Bill Loveless: Right. Mr. Chairman before you go, I have one thing, you mentioned that the special select committee and I think for a lot of us watching the process up here on the hill, we wonder how it works. You know, you have this standard committee, energy and commerce and your subcommittee for example and now you have again a special committee as we had ten years ago back when Waxman Markey was passed. I heard you speak of the Canadian embassy recently. You mentioned, you have a very good relationship with chairman Kathy Castor of the special select committee and you said that you see that panel as sort of the marketing arm on the topic and your subcommittee is sort of product development. What did you mean by that?
Paul Tonko: Well, you know, I think we both are gonna have the assignment to come up with solutions and hearing from various perspectives. But, you know, I do know that we’re charged with building the legislation or the policy approach that will keep us academically based, you know, sound in our response. They obviously will contribute to that. They are going to be strong leaders. I know Kathy as a, you know, sound person of integrity who will, you know who savvy in both the substance and the politics. They will be courting some of the ideas out there also and so I see a lot of opportunity for that group to do messaging and marketing. And I just, I relayed it to like a business model, you’re in sales, you’re in product development. It will be us working on all of those dynamics. But they’ll have great opportunities to share the message and grow the message out there. We’ll have great challenges and responsibilities to develop the policy because the statutory authority remains with the committees and subcommittees and you know, when I use those terms in the plural sense it’s because this issue traverses over so many assignments. Transportation and input structure. Ways and means with any source of revenue that will be created. Workforce with education and labor. The energy and commerce committee which I serve. Science based and technology. Natural resources to name a few. This traverses many, many issue areas, committee structures and the related subcommittee. So, there is gonna be plenty of discussion and interaction. Our goal is to welcome all the thoughts on to the table. Those thousands of solutions that will bloom. Let them bloom. And our goal then is to go through our framework for climate action in the U.S. congress that we unveil in Baltimore. Go through those nine steps, those nine principles that are included in the framework and use those to evaluate any and all solutions and then work to make certain. It is a science based evidence based with carbon as a centerpiece as a comprehensive climate legislation.

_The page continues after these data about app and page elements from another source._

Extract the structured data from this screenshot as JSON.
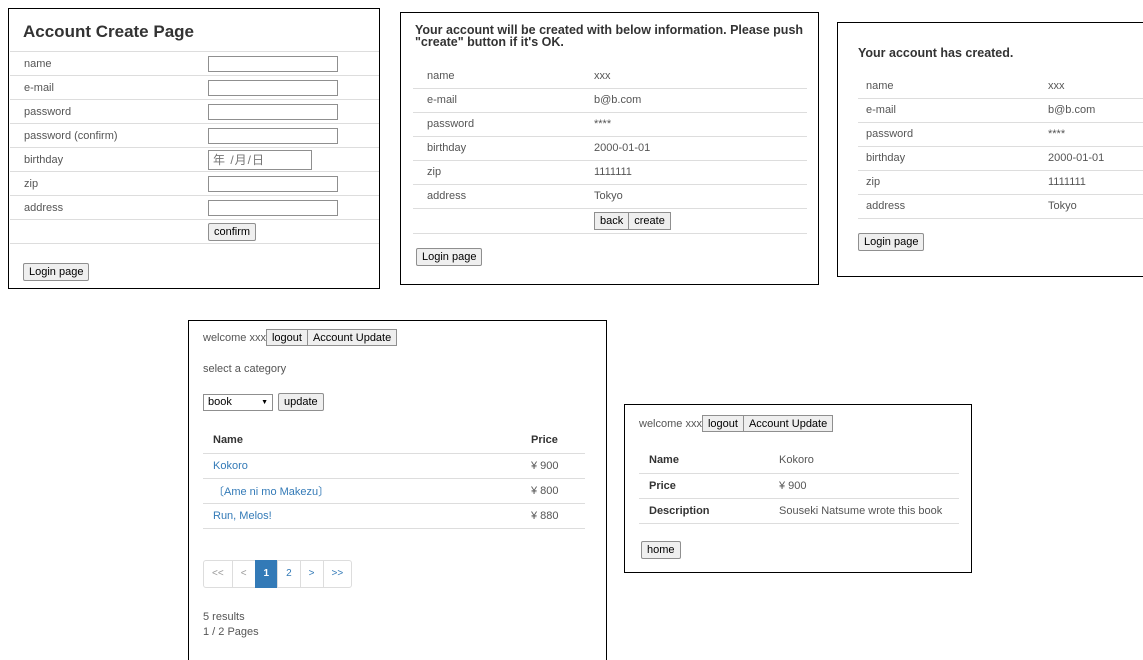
{
  "create_form": {
    "title": "Account Create Page",
    "fields": [
      "name",
      "e-mail",
      "password",
      "password (confirm)",
      "birthday",
      "zip",
      "address"
    ],
    "birthday_placeholder": "年 /月/日",
    "confirm_label": "confirm",
    "login_label": "Login page"
  },
  "confirm_page": {
    "title": "Your account will be created with below information. Please push \"create\" button if it's OK.",
    "rows": [
      {
        "label": "name",
        "value": "xxx"
      },
      {
        "label": "e-mail",
        "value": "b@b.com"
      },
      {
        "label": "password",
        "value": "****"
      },
      {
        "label": "birthday",
        "value": "2000-01-01"
      },
      {
        "label": "zip",
        "value": "1111111"
      },
      {
        "label": "address",
        "value": "Tokyo"
      }
    ],
    "back_label": "back",
    "create_label": "create",
    "login_label": "Login page"
  },
  "created_page": {
    "title": "Your account has created.",
    "rows": [
      {
        "label": "name",
        "value": "xxx"
      },
      {
        "label": "e-mail",
        "value": "b@b.com"
      },
      {
        "label": "password",
        "value": "****"
      },
      {
        "label": "birthday",
        "value": "2000-01-01"
      },
      {
        "label": "zip",
        "value": "1111111"
      },
      {
        "label": "address",
        "value": "Tokyo"
      }
    ],
    "login_label": "Login page"
  },
  "list_page": {
    "welcome": "welcome xxx",
    "logout_label": "logout",
    "account_update_label": "Account Update",
    "select_label": "select a category",
    "category_selected": "book",
    "update_label": "update",
    "headers": {
      "name": "Name",
      "price": "Price"
    },
    "items": [
      {
        "name": "Kokoro",
        "price": "¥ 900"
      },
      {
        "name": "〔Ame ni mo Makezu〕",
        "price": "¥ 800"
      },
      {
        "name": "Run, Melos!",
        "price": "¥ 880"
      }
    ],
    "pager": {
      "first": "<<",
      "prev": "<",
      "p1": "1",
      "p2": "2",
      "next": ">",
      "last": ">>",
      "current": 1
    },
    "results": "5 results",
    "pages": "1 / 2 Pages"
  },
  "detail_page": {
    "welcome": "welcome xxx",
    "logout_label": "logout",
    "account_update_label": "Account Update",
    "rows": [
      {
        "label": "Name",
        "value": "Kokoro"
      },
      {
        "label": "Price",
        "value": "¥ 900"
      },
      {
        "label": "Description",
        "value": "Souseki Natsume wrote this book"
      }
    ],
    "home_label": "home"
  },
  "colors": {
    "link": "#337ab7",
    "active_page": "#337ab7",
    "border": "#dddddd"
  }
}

Bill Loveless: And I think you wanted to mention where we can find these principles.
Paul Tonko: Yeah, we should make mention of that. It’s
Bill Loveless: You got a lot of work ahead of Mr. Chairman.
Paul Tonko: We do but we welcome the challenge. We welcome the assignment and let’s think about it as all of us making the world better for us. But more importantly for generations to come. Our inaction, our failure on this topic will be placed in the laps of generations that will follow us. I think that would be a deplorable outcome.
Bill Loveless: Mr. Chairman, Paul Tonko, thank you very much for sitting down with us on the Columbia Energy Exchange.
Paul Tonko: My pleasure Bill and thank you again for this opportunity and again to the listeners,
Bill Loveless: Well, that’s our conversation. I hope you enjoyed it. Let us know with a note on our website at or a rating and comment on your favorite podcast platform. Follow us on social media too at Columbiauenergy. For the Columbia Energy Exchange, I’m Bill Loveless. We’ll be back again next week with another conversation.